While it might be true that globalization causes the increase in fundamentalism, it doesn't follow logically from that that the fundamentalism of different religions are of equivalent danger.
Many people who study Islam find it hard to say that there is a moderate version of Islam. It might be more exact to say that there are nominal Muslims and there are those who practice the teachings -- including the military/political teachings -- of the Quran "religiously".
If globalization has reactivated Islam, considering the clear teachings of the Quran, which are not really open to spectrums of interpretation, and the history of Islam, we have a lot more to be concerned about than if some Hindus become nationalistic or some Christians march against abortionists.
At my point of view fundamentalism in Muslim countries is in general a reaction to the western cultural influence. Values of the western culture are closer to the nature more universal and that is why as agressive as hot vinegar poured out on old stones of the mosque.
I think the resurgence of fundamentalism is primarily a symptom of the "Culture War" between religious conservatives and accelerating changes in science, technology, and social norms. Religious conservatives are usually very authoritarian and resist any change.
Conservative Muslims are especially angry about the liberation of women, which is a symptom of Western influence.

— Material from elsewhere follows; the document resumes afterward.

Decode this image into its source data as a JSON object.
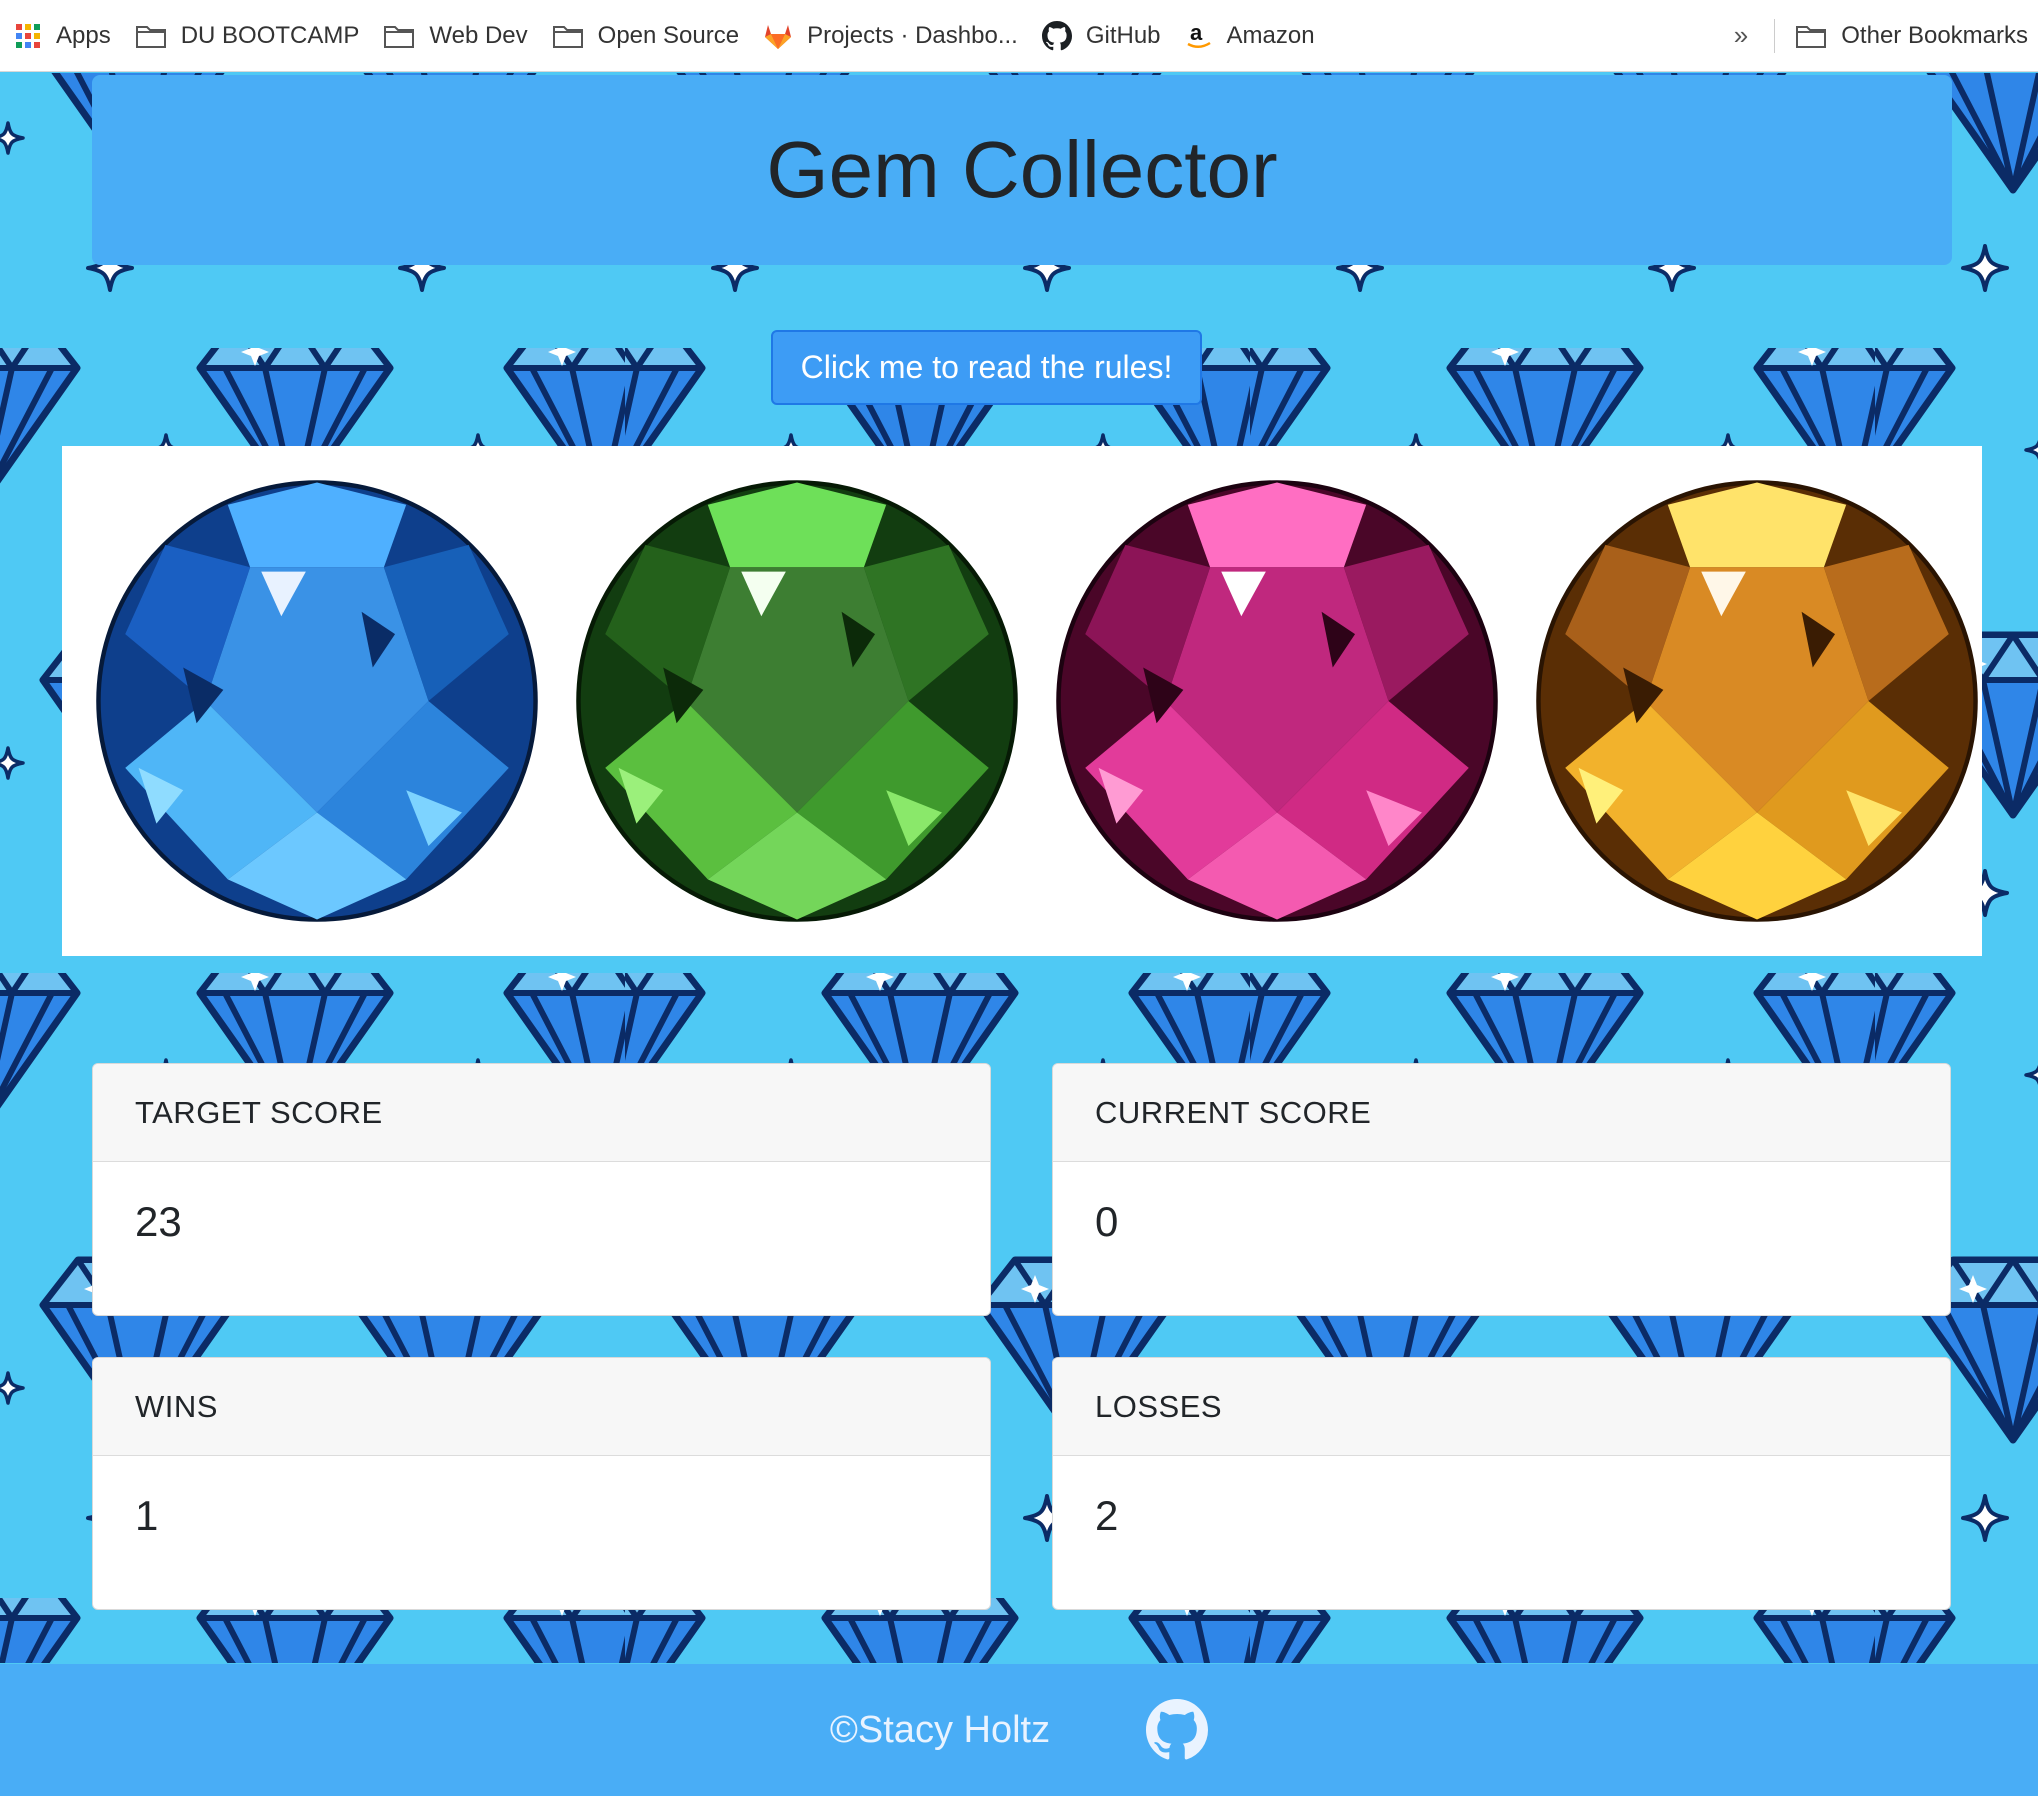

Globalization is not the primary cause of fundamentalism, but is certainly speeding up and intensifying cultural change.